* What is being asked
Below are records; copy every line among them that contains the word "checked".
(Beginning of Input)
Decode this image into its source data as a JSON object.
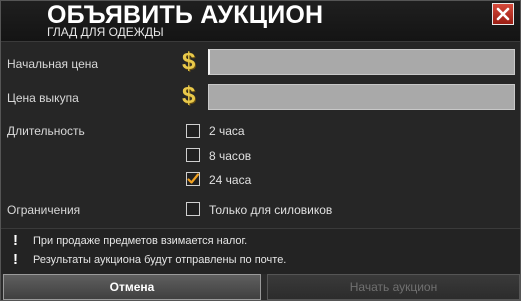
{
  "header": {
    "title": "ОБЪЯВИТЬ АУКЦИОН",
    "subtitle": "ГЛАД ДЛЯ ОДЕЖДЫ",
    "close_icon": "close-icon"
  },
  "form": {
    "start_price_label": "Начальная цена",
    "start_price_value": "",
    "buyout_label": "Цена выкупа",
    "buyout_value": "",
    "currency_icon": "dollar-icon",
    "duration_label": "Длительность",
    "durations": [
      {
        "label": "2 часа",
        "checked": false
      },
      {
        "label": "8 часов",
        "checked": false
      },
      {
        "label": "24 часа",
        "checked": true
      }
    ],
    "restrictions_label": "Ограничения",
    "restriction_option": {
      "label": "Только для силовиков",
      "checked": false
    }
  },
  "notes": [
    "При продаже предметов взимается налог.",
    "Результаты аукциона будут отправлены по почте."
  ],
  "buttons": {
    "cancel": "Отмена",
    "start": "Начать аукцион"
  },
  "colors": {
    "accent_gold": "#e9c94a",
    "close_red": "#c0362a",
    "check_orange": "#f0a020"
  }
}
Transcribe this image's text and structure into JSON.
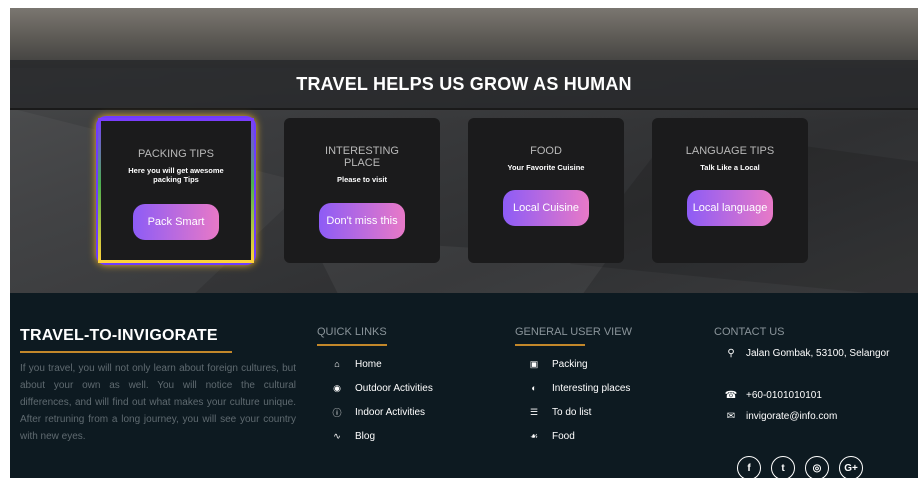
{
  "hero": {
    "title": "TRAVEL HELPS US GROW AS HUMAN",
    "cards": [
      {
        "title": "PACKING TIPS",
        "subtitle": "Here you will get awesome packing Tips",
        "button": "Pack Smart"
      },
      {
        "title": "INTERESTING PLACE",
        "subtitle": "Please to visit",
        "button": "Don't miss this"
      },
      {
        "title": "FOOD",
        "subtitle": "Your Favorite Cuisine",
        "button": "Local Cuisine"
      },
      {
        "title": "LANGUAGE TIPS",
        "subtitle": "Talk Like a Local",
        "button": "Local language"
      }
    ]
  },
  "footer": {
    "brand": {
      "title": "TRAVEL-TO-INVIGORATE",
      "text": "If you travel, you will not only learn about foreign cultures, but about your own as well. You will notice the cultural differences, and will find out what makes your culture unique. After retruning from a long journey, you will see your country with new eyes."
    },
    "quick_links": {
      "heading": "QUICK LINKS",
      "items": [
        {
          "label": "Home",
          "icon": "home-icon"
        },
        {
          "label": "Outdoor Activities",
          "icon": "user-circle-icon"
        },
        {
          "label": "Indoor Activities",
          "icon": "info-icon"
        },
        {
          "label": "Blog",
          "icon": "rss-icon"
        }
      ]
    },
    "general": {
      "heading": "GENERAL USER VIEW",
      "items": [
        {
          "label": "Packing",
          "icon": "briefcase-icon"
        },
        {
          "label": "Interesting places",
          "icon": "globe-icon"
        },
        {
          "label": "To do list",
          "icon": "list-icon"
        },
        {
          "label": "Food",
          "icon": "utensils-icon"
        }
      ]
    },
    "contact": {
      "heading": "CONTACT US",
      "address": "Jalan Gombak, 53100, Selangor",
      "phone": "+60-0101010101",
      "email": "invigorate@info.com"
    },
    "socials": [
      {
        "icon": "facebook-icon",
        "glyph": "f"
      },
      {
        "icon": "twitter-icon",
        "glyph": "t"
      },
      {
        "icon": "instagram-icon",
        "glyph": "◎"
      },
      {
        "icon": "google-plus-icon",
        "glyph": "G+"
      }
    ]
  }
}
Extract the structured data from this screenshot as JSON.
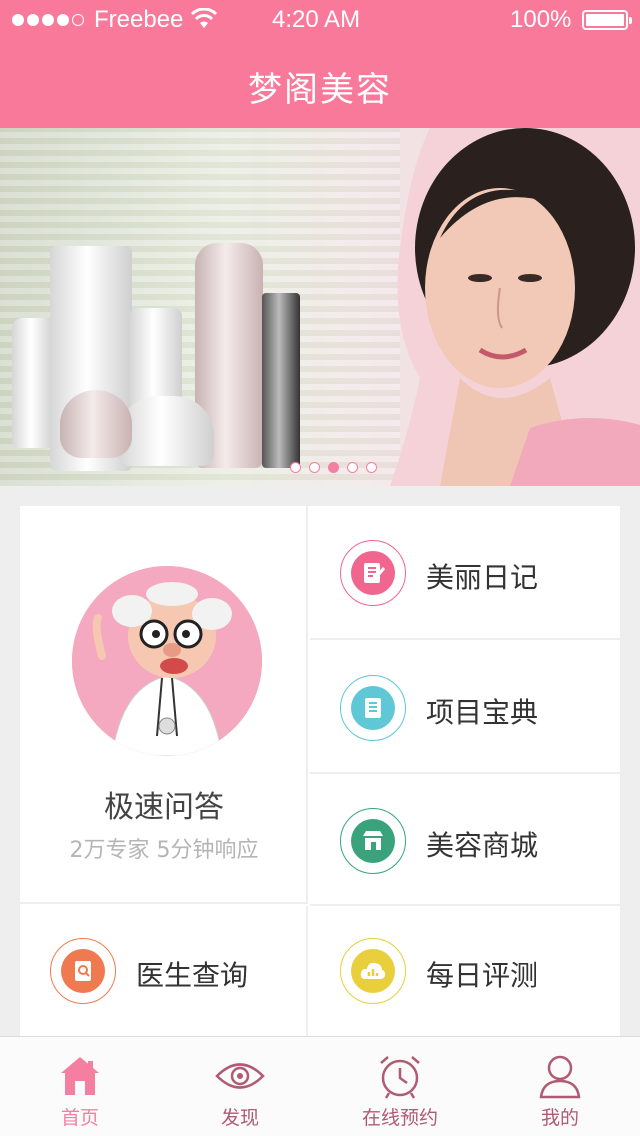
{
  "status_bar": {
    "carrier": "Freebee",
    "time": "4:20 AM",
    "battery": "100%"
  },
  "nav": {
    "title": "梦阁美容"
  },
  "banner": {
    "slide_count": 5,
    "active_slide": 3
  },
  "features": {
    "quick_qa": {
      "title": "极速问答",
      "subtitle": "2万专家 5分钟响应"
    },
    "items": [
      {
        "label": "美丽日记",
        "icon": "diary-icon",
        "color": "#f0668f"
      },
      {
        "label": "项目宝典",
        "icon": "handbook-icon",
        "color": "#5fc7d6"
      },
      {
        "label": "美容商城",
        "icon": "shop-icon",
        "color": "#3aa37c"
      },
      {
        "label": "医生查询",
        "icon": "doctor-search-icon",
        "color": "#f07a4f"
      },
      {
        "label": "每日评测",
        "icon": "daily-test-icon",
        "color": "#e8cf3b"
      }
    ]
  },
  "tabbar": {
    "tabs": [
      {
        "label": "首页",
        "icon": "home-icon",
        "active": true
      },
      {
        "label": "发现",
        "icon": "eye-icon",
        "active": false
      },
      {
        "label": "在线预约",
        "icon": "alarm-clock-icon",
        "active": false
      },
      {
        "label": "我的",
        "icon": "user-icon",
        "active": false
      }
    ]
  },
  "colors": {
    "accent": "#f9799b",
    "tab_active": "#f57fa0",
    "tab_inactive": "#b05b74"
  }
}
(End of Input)
* Solution
        "checked": false
        "checked": false
        "checked": true
      "checked": false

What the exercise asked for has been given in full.